[Records excerpted from a collection]
───

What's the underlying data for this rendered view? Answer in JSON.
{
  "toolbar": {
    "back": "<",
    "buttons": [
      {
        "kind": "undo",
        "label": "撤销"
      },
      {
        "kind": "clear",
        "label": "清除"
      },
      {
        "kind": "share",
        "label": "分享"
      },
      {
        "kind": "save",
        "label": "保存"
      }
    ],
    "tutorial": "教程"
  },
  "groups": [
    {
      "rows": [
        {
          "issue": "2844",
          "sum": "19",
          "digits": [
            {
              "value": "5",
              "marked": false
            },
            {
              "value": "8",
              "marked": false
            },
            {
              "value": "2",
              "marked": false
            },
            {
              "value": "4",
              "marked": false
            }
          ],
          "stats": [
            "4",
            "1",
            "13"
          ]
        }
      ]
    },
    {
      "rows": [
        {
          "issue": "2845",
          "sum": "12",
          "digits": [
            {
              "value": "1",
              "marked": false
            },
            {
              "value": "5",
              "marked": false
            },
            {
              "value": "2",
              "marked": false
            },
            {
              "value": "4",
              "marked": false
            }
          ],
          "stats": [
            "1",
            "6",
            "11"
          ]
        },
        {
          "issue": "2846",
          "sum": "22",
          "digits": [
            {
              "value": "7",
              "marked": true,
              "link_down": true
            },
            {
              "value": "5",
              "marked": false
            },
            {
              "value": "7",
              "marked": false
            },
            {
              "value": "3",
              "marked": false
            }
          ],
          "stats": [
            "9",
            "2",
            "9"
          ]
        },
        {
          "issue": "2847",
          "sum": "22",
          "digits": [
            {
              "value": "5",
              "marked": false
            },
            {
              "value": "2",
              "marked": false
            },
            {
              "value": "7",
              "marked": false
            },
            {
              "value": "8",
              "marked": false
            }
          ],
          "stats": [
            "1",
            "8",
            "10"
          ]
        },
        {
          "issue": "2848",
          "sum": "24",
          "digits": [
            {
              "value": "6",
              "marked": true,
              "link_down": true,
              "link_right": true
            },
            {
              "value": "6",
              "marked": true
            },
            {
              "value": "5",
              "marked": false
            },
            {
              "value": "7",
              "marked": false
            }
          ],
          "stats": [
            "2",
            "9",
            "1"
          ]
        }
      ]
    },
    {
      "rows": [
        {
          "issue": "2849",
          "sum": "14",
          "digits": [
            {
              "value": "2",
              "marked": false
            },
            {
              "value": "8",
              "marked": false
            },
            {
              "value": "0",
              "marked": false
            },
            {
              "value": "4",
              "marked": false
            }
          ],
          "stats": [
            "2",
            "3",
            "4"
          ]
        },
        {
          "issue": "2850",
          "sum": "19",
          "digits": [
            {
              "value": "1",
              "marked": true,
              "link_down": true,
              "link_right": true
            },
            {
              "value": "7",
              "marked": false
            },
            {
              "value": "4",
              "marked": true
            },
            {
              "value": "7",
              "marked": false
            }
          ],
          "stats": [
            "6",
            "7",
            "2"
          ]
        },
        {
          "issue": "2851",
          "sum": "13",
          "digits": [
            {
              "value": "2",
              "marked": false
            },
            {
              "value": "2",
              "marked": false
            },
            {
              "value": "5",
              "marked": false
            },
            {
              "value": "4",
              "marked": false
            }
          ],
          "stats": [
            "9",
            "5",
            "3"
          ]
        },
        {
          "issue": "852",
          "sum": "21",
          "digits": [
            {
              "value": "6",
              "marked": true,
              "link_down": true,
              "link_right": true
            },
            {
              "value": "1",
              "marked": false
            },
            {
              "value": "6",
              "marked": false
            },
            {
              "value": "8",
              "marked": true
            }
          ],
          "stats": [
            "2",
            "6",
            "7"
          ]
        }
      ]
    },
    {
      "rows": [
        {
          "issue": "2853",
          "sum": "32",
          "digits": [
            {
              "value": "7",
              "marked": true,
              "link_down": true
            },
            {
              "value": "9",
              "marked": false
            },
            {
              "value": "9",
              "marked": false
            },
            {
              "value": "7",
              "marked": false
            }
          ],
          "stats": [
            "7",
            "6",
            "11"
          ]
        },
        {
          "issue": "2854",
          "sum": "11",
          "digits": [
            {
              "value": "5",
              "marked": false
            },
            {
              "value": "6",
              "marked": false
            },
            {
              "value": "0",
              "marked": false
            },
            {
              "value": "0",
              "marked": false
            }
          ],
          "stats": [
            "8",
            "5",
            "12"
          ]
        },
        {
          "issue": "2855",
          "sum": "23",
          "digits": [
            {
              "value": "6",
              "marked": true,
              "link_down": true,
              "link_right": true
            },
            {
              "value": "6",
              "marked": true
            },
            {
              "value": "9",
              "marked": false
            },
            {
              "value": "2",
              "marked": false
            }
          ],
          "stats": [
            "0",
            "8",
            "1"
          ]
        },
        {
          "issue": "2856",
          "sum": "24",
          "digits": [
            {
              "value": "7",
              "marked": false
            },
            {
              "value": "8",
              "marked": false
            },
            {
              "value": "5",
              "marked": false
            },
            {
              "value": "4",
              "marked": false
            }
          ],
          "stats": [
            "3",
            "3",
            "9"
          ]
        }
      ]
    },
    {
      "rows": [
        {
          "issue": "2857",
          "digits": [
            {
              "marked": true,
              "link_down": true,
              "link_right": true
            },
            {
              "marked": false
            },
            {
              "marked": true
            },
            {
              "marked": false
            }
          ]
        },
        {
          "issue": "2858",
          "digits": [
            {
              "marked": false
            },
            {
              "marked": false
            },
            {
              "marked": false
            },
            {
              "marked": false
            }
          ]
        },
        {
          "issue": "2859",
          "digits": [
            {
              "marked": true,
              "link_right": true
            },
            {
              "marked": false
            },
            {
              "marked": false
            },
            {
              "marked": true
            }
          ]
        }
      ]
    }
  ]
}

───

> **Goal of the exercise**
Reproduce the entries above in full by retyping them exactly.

> **Solution**
What's the underlying data for this rendered view? Answer in JSON.
{
  "toolbar": {
    "back": "<",
    "buttons": [
      {
        "kind": "undo",
        "label": "撤销"
      },
      {
        "kind": "clear",
        "label": "清除"
      },
      {
        "kind": "share",
        "label": "分享"
      },
      {
        "kind": "save",
        "label": "保存"
      }
    ],
    "tutorial": "教程"
  },
  "groups": [
    {
      "rows": [
        {
          "issue": "2844",
          "sum": "19",
          "digits": [
            {
              "value": "5",
              "marked": false
            },
            {
              "value": "8",
              "marked": false
            },
            {
              "value": "2",
              "marked": false
            },
            {
              "value": "4",
              "marked": false
            }
          ],
          "stats": [
            "4",
            "1",
            "13"
          ]
        }
      ]
    },
    {
      "rows": [
        {
          "issue": "2845",
          "sum": "12",
          "digits": [
            {
              "value": "1",
              "marked": false
            },
            {
              "value": "5",
              "marked": false
            },
            {
              "value": "2",
              "marked": false
            },
            {
              "value": "4",
              "marked": false
            }
          ],
          "stats": [
            "1",
            "6",
            "11"
          ]
        },
        {
          "issue": "2846",
          "sum": "22",
          "digits": [
            {
              "value": "7",
              "marked": true,
              "link_down": true
            },
            {
              "value": "5",
              "marked": false
            },
            {
              "value": "7",
              "marked": false
            },
            {
              "value": "3",
              "marked": false
            }
          ],
          "stats": [
            "9",
            "2",
            "9"
          ]
        },
        {
          "issue": "2847",
          "sum": "22",
          "digits": [
            {
              "value": "5",
              "marked": false
            },
            {
              "value": "2",
              "marked": false
            },
            {
              "value": "7",
              "marked": false
            },
            {
              "value": "8",
              "marked": false
            }
          ],
          "stats": [
            "1",
            "8",
            "10"
          ]
        },
        {
          "issue": "2848",
          "sum": "24",
          "digits": [
            {
              "value": "6",
              "marked": true,
              "link_down": true,
              "link_right": true
            },
            {
              "value": "6",
              "marked": true
            },
            {
              "value": "5",
              "marked": false
            },
            {
              "value": "7",
              "marked": false
            }
          ],
          "stats": [
            "2",
            "9",
            "1"
          ]
        }
      ]
    },
    {
      "rows": [
        {
          "issue": "2849",
          "sum": "14",
          "digits": [
            {
              "value": "2",
              "marked": false
            },
            {
              "value": "8",
              "marked": false
            },
            {
              "value": "0",
              "marked": false
            },
            {
              "value": "4",
              "marked": false
            }
          ],
          "stats": [
            "2",
            "3",
            "4"
          ]
        },
        {
          "issue": "2850",
          "sum": "19",
          "digits": [
            {
              "value": "1",
              "marked": true,
              "link_down": true,
              "link_right": true
            },
            {
              "value": "7",
              "marked": false
            },
            {
              "value": "4",
              "marked": true
            },
            {
              "value": "7",
              "marked": false
            }
          ],
          "stats": [
            "6",
            "7",
            "2"
          ]
        },
        {
          "issue": "2851",
          "sum": "13",
          "digits": [
            {
              "value": "2",
              "marked": false
            },
            {
              "value": "2",
              "marked": false
            },
            {
              "value": "5",
              "marked": false
            },
            {
              "value": "4",
              "marked": false
            }
          ],
          "stats": [
            "9",
            "5",
            "3"
          ]
        },
        {
          "issue": "852",
          "sum": "21",
          "digits": [
            {
              "value": "6",
              "marked": true,
              "link_down": true,
              "link_right": true
            },
            {
              "value": "1",
              "marked": false
            },
            {
              "value": "6",
              "marked": false
            },
            {
              "value": "8",
              "marked": true
            }
          ],
          "stats": [
            "2",
            "6",
            "7"
          ]
        }
      ]
    },
    {
      "rows": [
        {
          "issue": "2853",
          "sum": "32",
          "digits": [
            {
              "value": "7",
              "marked": true,
              "link_down": true
            },
            {
              "value": "9",
              "marked": false
            },
            {
              "value": "9",
              "marked": false
            },
            {
              "value": "7",
              "marked": false
            }
          ],
          "stats": [
            "7",
            "6",
            "11"
          ]
        },
        {
          "issue": "2854",
          "sum": "11",
          "digits": [
            {
              "value": "5",
              "marked": false
            },
            {
              "value": "6",
              "marked": false
            },
            {
              "value": "0",
              "marked": false
            },
            {
              "value": "0",
              "marked": false
            }
          ],
          "stats": [
            "8",
            "5",
            "12"
          ]
        },
        {
          "issue": "2855",
          "sum": "23",
          "digits": [
            {
              "value": "6",
              "marked": true,
              "link_down": true,
              "link_right": true
            },
            {
              "value": "6",
              "marked": true
            },
            {
              "value": "9",
              "marked": false
            },
            {
              "value": "2",
              "marked": false
            }
          ],
          "stats": [
            "0",
            "8",
            "1"
          ]
        },
        {
          "issue": "2856",
          "sum": "24",
          "digits": [
            {
              "value": "7",
              "marked": false
            },
            {
              "value": "8",
              "marked": false
            },
            {
              "value": "5",
              "marked": false
            },
            {
              "value": "4",
              "marked": false
            }
          ],
          "stats": [
            "3",
            "3",
            "9"
          ]
        }
      ]
    },
    {
      "rows": [
        {
          "issue": "2857",
          "digits": [
            {
              "marked": true,
              "link_down": true,
              "link_right": true
            },
            {
              "marked": false
            },
            {
              "marked": true
            },
            {
              "marked": false
            }
          ]
        },
        {
          "issue": "2858",
          "digits": [
            {
              "marked": false
            },
            {
              "marked": false
            },
            {
              "marked": false
            },
            {
              "marked": false
            }
          ]
        },
        {
          "issue": "2859",
          "digits": [
            {
              "marked": true,
              "link_right": true
            },
            {
              "marked": false
            },
            {
              "marked": false
            },
            {
              "marked": true
            }
          ]
        }
      ]
    }
  ]
}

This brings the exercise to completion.